Published: February 24, 2013
The Physics and Engineering Department is proud to sponsor this very highly anticipated seminar series. This series encourages collaboration and information sharing between departments and promotes an atmosphere that supports undergraduate research.
The Spring 2013 John U. Free Physics and Engineering Seminar Series will be held on Friday afternoons from 3:45-4:50pm in Shrader Lecture Hall. Presentations are open to all faculty, students, and alumni.
The March 15th presentation will be by Dr. Sultan Jenkins. Dr. Jenkinsis aprofessor in the Biology Department at Eastern Nazarene College.
The topic of his talk is “C. Elegans as a Model for Obesity Research”

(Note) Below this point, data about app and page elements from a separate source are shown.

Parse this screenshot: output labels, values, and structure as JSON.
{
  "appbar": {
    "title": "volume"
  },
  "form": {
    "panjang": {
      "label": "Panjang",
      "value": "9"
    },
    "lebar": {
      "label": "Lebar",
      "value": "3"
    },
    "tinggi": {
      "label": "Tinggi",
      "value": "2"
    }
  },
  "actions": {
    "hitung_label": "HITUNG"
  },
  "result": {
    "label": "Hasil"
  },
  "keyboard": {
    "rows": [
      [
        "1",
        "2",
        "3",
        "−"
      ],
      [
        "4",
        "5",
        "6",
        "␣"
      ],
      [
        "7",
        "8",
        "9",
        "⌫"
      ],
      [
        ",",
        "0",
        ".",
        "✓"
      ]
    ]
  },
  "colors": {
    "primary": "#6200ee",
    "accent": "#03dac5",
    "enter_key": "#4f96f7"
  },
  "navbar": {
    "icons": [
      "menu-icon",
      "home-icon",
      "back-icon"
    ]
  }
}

“Caenorhabditis elegans (C. elegans) is a small nematode that conserves 65% of the genes associated with human disease, has a 21-day lifespan, reproductive cycles of 3 days, large brood sizes, lives in an agar dish and does not require committee approvals for experimentation. Research using C. elegans is encouraged and a Caenorhabditis Genetics Center (CGC, Minnesota) is funded by the National Institutes of Health-National Center for Research Resources. Many genetically manipulated strains of C. elegans are available at nominal cost from the CGC. Studies using the C. elegans model have explored insulin signaling, response to dietary glucose, the influence of serotonin on obesity, satiety, feeding and hypoxia-associated illnesses. C. elegans has also been used as a model to evaluate potential obesity therapeutics, explore the mechanisms behind single gene mutations related to obesity and to define the mechanistic details of fat metabolism. Obesity now affects a third of the US population and is becoming a progressively more expensive public health problem. Faster and less expensive methods to reach more effective treatments are clearly needed. We present this review hoping to stimulate interest in using the C. elegans model as a vehicle to advance the understanding and future treatment of obesity.”